“The French were excited and cheering so fanatically that we are all laughed instead of answering their cheers. People waved flags, air raid alarms went off all day and hooters blew etc.
“English was so quiet about it all that a French waitress said, ‘You English seem sorry war is over.’ Being assured we were quite bucked, she said, ‘Then why are so you triste [sad and mournful in French].’
“Had lunch at club, did some shopping – had tea at club, wrote home and went to dinner in usual crush and then went to bed after having a hot bath.”
When he returned to Burton, Sir Clifford became one of Burton’s leading civic figures and was the director of several companies, including Marston’s and the Burton Mail.

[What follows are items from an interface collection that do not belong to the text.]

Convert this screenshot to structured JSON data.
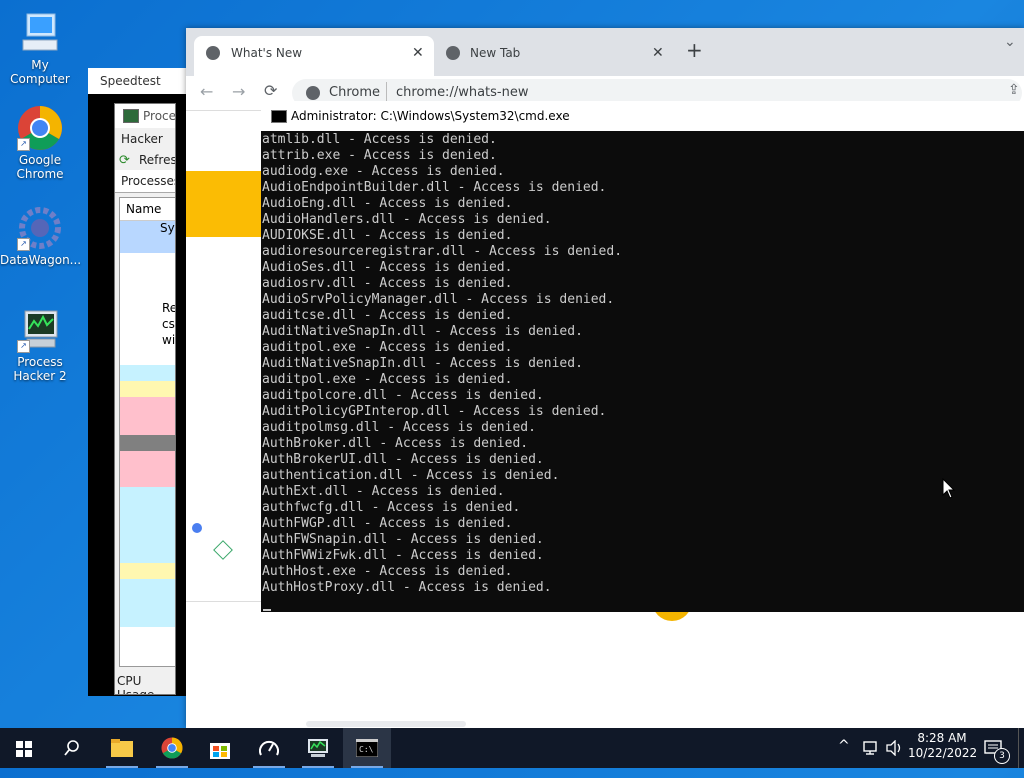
{
  "desktop": {
    "icons": [
      {
        "label": "My Computer"
      },
      {
        "label": "Google Chrome"
      },
      {
        "label": "DataWagon..."
      },
      {
        "label": "Process Hacker 2"
      }
    ]
  },
  "speedtest": {
    "title": "Speedtest"
  },
  "process_hacker": {
    "title": "Proce",
    "menu_item": "Hacker",
    "refresh_label": "Refresh",
    "tab_label": "Processes",
    "column_name": "Name",
    "rows": [
      "Sy",
      "",
      "",
      "",
      "Re",
      "cs",
      "wi",
      "",
      "",
      "",
      "",
      "",
      "",
      "",
      "",
      "",
      "",
      "",
      "",
      "",
      ""
    ],
    "status": "CPU Usage"
  },
  "chrome": {
    "tabs": [
      {
        "label": "What's New"
      },
      {
        "label": "New Tab"
      }
    ],
    "address_site": "Chrome",
    "address_url": "chrome://whats-new"
  },
  "cmd": {
    "title": "Administrator:  C:\\Windows\\System32\\cmd.exe",
    "lines": [
      "atmlib.dll - Access is denied.",
      "attrib.exe - Access is denied.",
      "audiodg.exe - Access is denied.",
      "AudioEndpointBuilder.dll - Access is denied.",
      "AudioEng.dll - Access is denied.",
      "AudioHandlers.dll - Access is denied.",
      "AUDIOKSE.dll - Access is denied.",
      "audioresourceregistrar.dll - Access is denied.",
      "AudioSes.dll - Access is denied.",
      "audiosrv.dll - Access is denied.",
      "AudioSrvPolicyManager.dll - Access is denied.",
      "auditcse.dll - Access is denied.",
      "AuditNativeSnapIn.dll - Access is denied.",
      "auditpol.exe - Access is denied.",
      "AuditNativeSnapIn.dll - Access is denied.",
      "auditpol.exe - Access is denied.",
      "auditpolcore.dll - Access is denied.",
      "AuditPolicyGPInterop.dll - Access is denied.",
      "auditpolmsg.dll - Access is denied.",
      "AuthBroker.dll - Access is denied.",
      "AuthBrokerUI.dll - Access is denied.",
      "authentication.dll - Access is denied.",
      "AuthExt.dll - Access is denied.",
      "authfwcfg.dll - Access is denied.",
      "AuthFWGP.dll - Access is denied.",
      "AuthFWSnapin.dll - Access is denied.",
      "AuthFWWizFwk.dll - Access is denied.",
      "AuthHost.exe - Access is denied.",
      "AuthHostProxy.dll - Access is denied."
    ]
  },
  "taskbar": {
    "time": "8:28 AM",
    "date": "10/22/2022",
    "notification_count": "3"
  }
}
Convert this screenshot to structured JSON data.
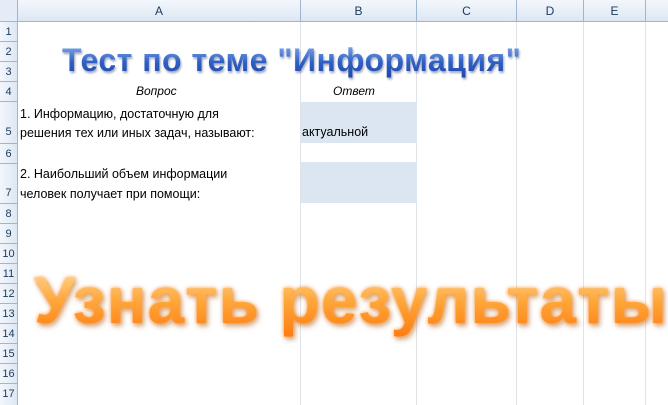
{
  "sheet": {
    "columns": [
      "A",
      "B",
      "C",
      "D",
      "E"
    ],
    "rows": [
      "1",
      "2",
      "3",
      "4",
      "5",
      "6",
      "7",
      "8",
      "9",
      "10",
      "11",
      "12",
      "13",
      "14",
      "15",
      "16",
      "17"
    ]
  },
  "title": "Тест по теме \"Информация\"",
  "headers": {
    "question": "Вопрос",
    "answer": "Ответ"
  },
  "questions": [
    {
      "line1": "1.  Информацию, достаточную для",
      "line2": "решения тех или иных задач, называют:",
      "answer": "актуальной"
    },
    {
      "line1": "2. Наибольший объем информации",
      "line2": "человек получает при помощи:",
      "answer": ""
    }
  ],
  "result_button": "Узнать результаты",
  "colors": {
    "title": "#2f5fc4",
    "result": "#ff8c1a",
    "answer_fill": "#dce6f2"
  }
}
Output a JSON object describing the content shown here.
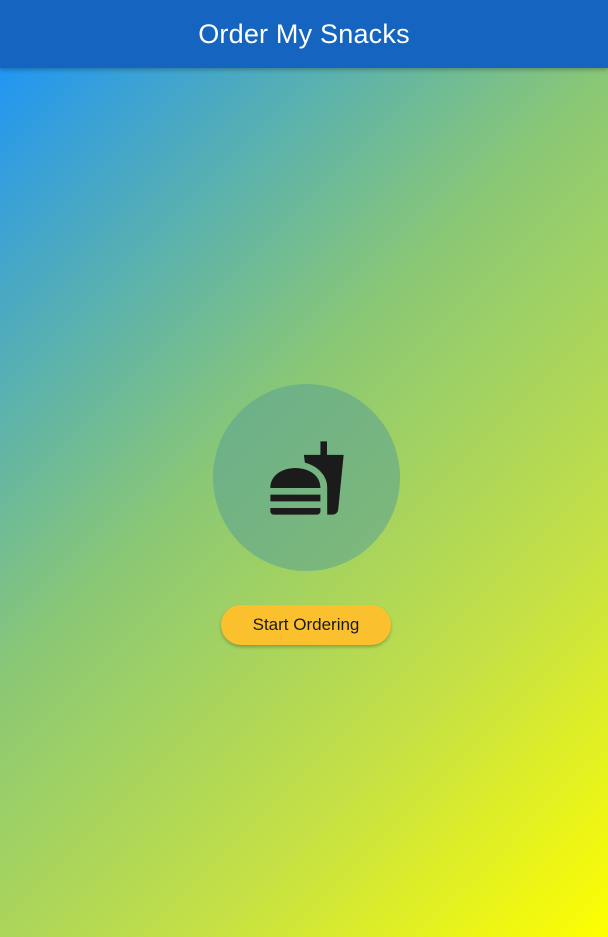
{
  "app_bar": {
    "title": "Order My Snacks",
    "background": "#1565C0"
  },
  "main": {
    "icon": "fastfood-icon",
    "start_button_label": "Start Ordering",
    "button_color": "#FBC02D",
    "gradient": [
      "#2196F3",
      "#FFFF00"
    ]
  }
}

Gill Heath, from Staffordshire County Council, said: “This is a great diary extract for Sir Clifford and gives us a real insight into the mood at the time of the Armistice. It has everything, from how the F r e n c h were fanatically excited to how the British were more reserved when the news of peace came through.
“It also touches on how normality quickly returned, with Clifford doing some shopping, having dinner and then a hot bath before going to bed that night. “Over the last four years are archives service has been busy documenting records to help us understand what life was like during these incredibly important years in history. Archives like these are really precious and it’s vital we keep them for future generations to learn from. “I’d also like to thank our volunteer Ray who has spent many years transcribing all Sir Clifford’s war diaries.”
Volunteer Ray Wilson, who transcribed the diaries of Sir Clifford F Gothard
Captain Clifford Gothard